The Maoists are also in a process of reorganization as a result of the defection and subsequent decimation of the Sabsachi Panda faction in the neighbouring Ganjam, Kandhamal, Rayagada and Gajapati Districts. According to Police estimates, most CPI-Maoist cadres remained with the original outfit even after Panda's expulsion. Panda was believed to have taken away no more than 25 to 30 cadres. However, the Maoists did suffer a reverse as a result of Panda's expulsion on other issues, such as raising funds, sourcing explosives, maintaining secret communication lines, intelligence gathering, logistics, hide outs and training camps. On May 12, 2013, for instance, Maoist leader Nikhil, who is now heading the CPI-Maoist Vansadhara Divisional Committee, accused his former boss and Odisha Maobadi Party chief Sabyasachi Panda of embezzling INR 10 million (INR 6 million in cash and other materials worth INR 4 million) from CPI-Maoist assets. Nikhil warned Panda to return the money or face 'dire consequences'. Despite Panda's continuing losses, the CPI-Maoist does not appear to have recovered lost ground in Panda's area of domination.
It remains to be seen whether the Maoists are able to engineer a recovery in Narayanpatna, to reverse the damage of the desertion of CMAS-Narayanpatna supporters.
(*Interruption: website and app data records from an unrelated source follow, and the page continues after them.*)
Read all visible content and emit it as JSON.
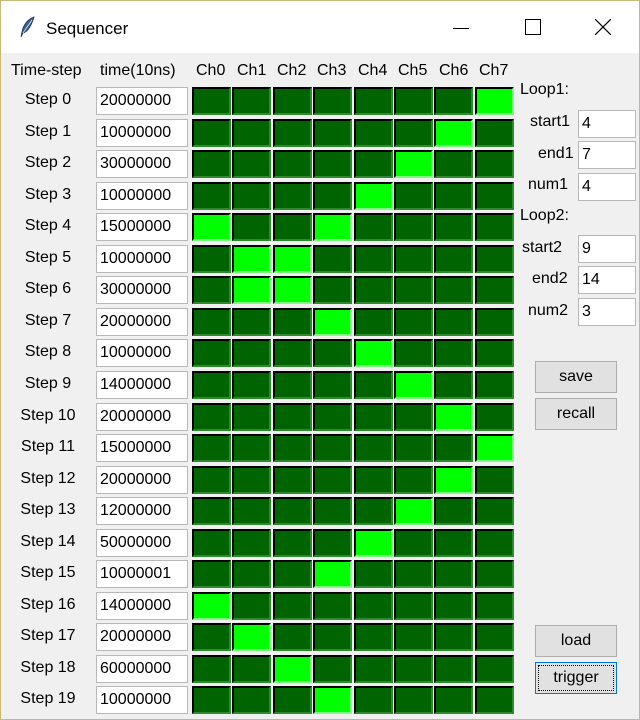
{
  "window": {
    "title": "Sequencer",
    "icon": "feather-icon",
    "controls": [
      "minimize-icon",
      "maximize-icon",
      "close-icon"
    ]
  },
  "header": {
    "time_step": "Time-step",
    "time": "time(10ns)",
    "channels": [
      "Ch0",
      "Ch1",
      "Ch2",
      "Ch3",
      "Ch4",
      "Ch5",
      "Ch6",
      "Ch7"
    ]
  },
  "colors": {
    "cell_off": "#006400",
    "cell_on": "#00ff00"
  },
  "steps": [
    {
      "label": "Step 0",
      "time": "20000000",
      "on": [
        7
      ]
    },
    {
      "label": "Step 1",
      "time": "10000000",
      "on": [
        6
      ]
    },
    {
      "label": "Step 2",
      "time": "30000000",
      "on": [
        5
      ]
    },
    {
      "label": "Step 3",
      "time": "10000000",
      "on": [
        4
      ]
    },
    {
      "label": "Step 4",
      "time": "15000000",
      "on": [
        0,
        3
      ]
    },
    {
      "label": "Step 5",
      "time": "10000000",
      "on": [
        1,
        2
      ]
    },
    {
      "label": "Step 6",
      "time": "30000000",
      "on": [
        1,
        2
      ]
    },
    {
      "label": "Step 7",
      "time": "20000000",
      "on": [
        3
      ]
    },
    {
      "label": "Step 8",
      "time": "10000000",
      "on": [
        4
      ]
    },
    {
      "label": "Step 9",
      "time": "14000000",
      "on": [
        5
      ]
    },
    {
      "label": "Step 10",
      "time": "20000000",
      "on": [
        6
      ]
    },
    {
      "label": "Step 11",
      "time": "15000000",
      "on": [
        7
      ]
    },
    {
      "label": "Step 12",
      "time": "20000000",
      "on": [
        6
      ]
    },
    {
      "label": "Step 13",
      "time": "12000000",
      "on": [
        5
      ]
    },
    {
      "label": "Step 14",
      "time": "50000000",
      "on": [
        4
      ]
    },
    {
      "label": "Step 15",
      "time": "10000001",
      "on": [
        3
      ]
    },
    {
      "label": "Step 16",
      "time": "14000000",
      "on": [
        0
      ]
    },
    {
      "label": "Step 17",
      "time": "20000000",
      "on": [
        1
      ]
    },
    {
      "label": "Step 18",
      "time": "60000000",
      "on": [
        2
      ]
    },
    {
      "label": "Step 19",
      "time": "10000000",
      "on": [
        3
      ]
    }
  ],
  "loop1": {
    "title": "Loop1:",
    "start_label": "start1",
    "start_value": "4",
    "end_label": "end1",
    "end_value": "7",
    "num_label": "num1",
    "num_value": "4"
  },
  "loop2": {
    "title": "Loop2:",
    "start_label": "start2",
    "start_value": "9",
    "end_label": "end2",
    "end_value": "14",
    "num_label": "num2",
    "num_value": "3"
  },
  "buttons": {
    "save": "save",
    "recall": "recall",
    "load": "load",
    "trigger": "trigger"
  }
}
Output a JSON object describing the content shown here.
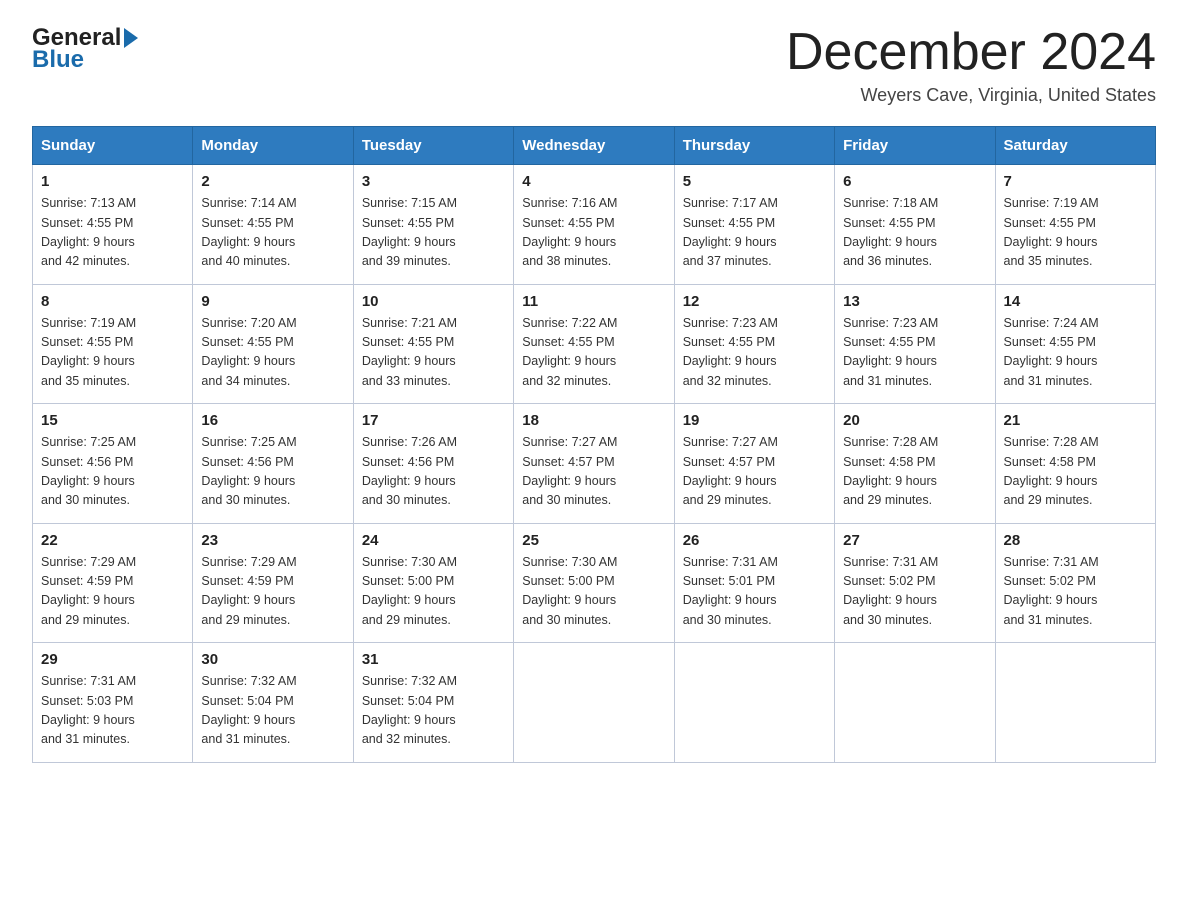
{
  "logo": {
    "general": "General",
    "blue": "Blue"
  },
  "header": {
    "title": "December 2024",
    "subtitle": "Weyers Cave, Virginia, United States"
  },
  "weekdays": [
    "Sunday",
    "Monday",
    "Tuesday",
    "Wednesday",
    "Thursday",
    "Friday",
    "Saturday"
  ],
  "weeks": [
    [
      {
        "day": "1",
        "sunrise": "7:13 AM",
        "sunset": "4:55 PM",
        "daylight": "9 hours and 42 minutes."
      },
      {
        "day": "2",
        "sunrise": "7:14 AM",
        "sunset": "4:55 PM",
        "daylight": "9 hours and 40 minutes."
      },
      {
        "day": "3",
        "sunrise": "7:15 AM",
        "sunset": "4:55 PM",
        "daylight": "9 hours and 39 minutes."
      },
      {
        "day": "4",
        "sunrise": "7:16 AM",
        "sunset": "4:55 PM",
        "daylight": "9 hours and 38 minutes."
      },
      {
        "day": "5",
        "sunrise": "7:17 AM",
        "sunset": "4:55 PM",
        "daylight": "9 hours and 37 minutes."
      },
      {
        "day": "6",
        "sunrise": "7:18 AM",
        "sunset": "4:55 PM",
        "daylight": "9 hours and 36 minutes."
      },
      {
        "day": "7",
        "sunrise": "7:19 AM",
        "sunset": "4:55 PM",
        "daylight": "9 hours and 35 minutes."
      }
    ],
    [
      {
        "day": "8",
        "sunrise": "7:19 AM",
        "sunset": "4:55 PM",
        "daylight": "9 hours and 35 minutes."
      },
      {
        "day": "9",
        "sunrise": "7:20 AM",
        "sunset": "4:55 PM",
        "daylight": "9 hours and 34 minutes."
      },
      {
        "day": "10",
        "sunrise": "7:21 AM",
        "sunset": "4:55 PM",
        "daylight": "9 hours and 33 minutes."
      },
      {
        "day": "11",
        "sunrise": "7:22 AM",
        "sunset": "4:55 PM",
        "daylight": "9 hours and 32 minutes."
      },
      {
        "day": "12",
        "sunrise": "7:23 AM",
        "sunset": "4:55 PM",
        "daylight": "9 hours and 32 minutes."
      },
      {
        "day": "13",
        "sunrise": "7:23 AM",
        "sunset": "4:55 PM",
        "daylight": "9 hours and 31 minutes."
      },
      {
        "day": "14",
        "sunrise": "7:24 AM",
        "sunset": "4:55 PM",
        "daylight": "9 hours and 31 minutes."
      }
    ],
    [
      {
        "day": "15",
        "sunrise": "7:25 AM",
        "sunset": "4:56 PM",
        "daylight": "9 hours and 30 minutes."
      },
      {
        "day": "16",
        "sunrise": "7:25 AM",
        "sunset": "4:56 PM",
        "daylight": "9 hours and 30 minutes."
      },
      {
        "day": "17",
        "sunrise": "7:26 AM",
        "sunset": "4:56 PM",
        "daylight": "9 hours and 30 minutes."
      },
      {
        "day": "18",
        "sunrise": "7:27 AM",
        "sunset": "4:57 PM",
        "daylight": "9 hours and 30 minutes."
      },
      {
        "day": "19",
        "sunrise": "7:27 AM",
        "sunset": "4:57 PM",
        "daylight": "9 hours and 29 minutes."
      },
      {
        "day": "20",
        "sunrise": "7:28 AM",
        "sunset": "4:58 PM",
        "daylight": "9 hours and 29 minutes."
      },
      {
        "day": "21",
        "sunrise": "7:28 AM",
        "sunset": "4:58 PM",
        "daylight": "9 hours and 29 minutes."
      }
    ],
    [
      {
        "day": "22",
        "sunrise": "7:29 AM",
        "sunset": "4:59 PM",
        "daylight": "9 hours and 29 minutes."
      },
      {
        "day": "23",
        "sunrise": "7:29 AM",
        "sunset": "4:59 PM",
        "daylight": "9 hours and 29 minutes."
      },
      {
        "day": "24",
        "sunrise": "7:30 AM",
        "sunset": "5:00 PM",
        "daylight": "9 hours and 29 minutes."
      },
      {
        "day": "25",
        "sunrise": "7:30 AM",
        "sunset": "5:00 PM",
        "daylight": "9 hours and 30 minutes."
      },
      {
        "day": "26",
        "sunrise": "7:31 AM",
        "sunset": "5:01 PM",
        "daylight": "9 hours and 30 minutes."
      },
      {
        "day": "27",
        "sunrise": "7:31 AM",
        "sunset": "5:02 PM",
        "daylight": "9 hours and 30 minutes."
      },
      {
        "day": "28",
        "sunrise": "7:31 AM",
        "sunset": "5:02 PM",
        "daylight": "9 hours and 31 minutes."
      }
    ],
    [
      {
        "day": "29",
        "sunrise": "7:31 AM",
        "sunset": "5:03 PM",
        "daylight": "9 hours and 31 minutes."
      },
      {
        "day": "30",
        "sunrise": "7:32 AM",
        "sunset": "5:04 PM",
        "daylight": "9 hours and 31 minutes."
      },
      {
        "day": "31",
        "sunrise": "7:32 AM",
        "sunset": "5:04 PM",
        "daylight": "9 hours and 32 minutes."
      },
      null,
      null,
      null,
      null
    ]
  ],
  "labels": {
    "sunrise": "Sunrise:",
    "sunset": "Sunset:",
    "daylight": "Daylight:"
  }
}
For the moment, however, an opportunity has opened up for the State Forces to interdict any efforts of revival in this troubled region.
(The writer Fakir Mohan Pradhan is Research Associate, Institute for Conflict Management)
(The view expressed in the article is of the author and not India Blooms News Service)
--IBNS (Posted on 18-06-2013)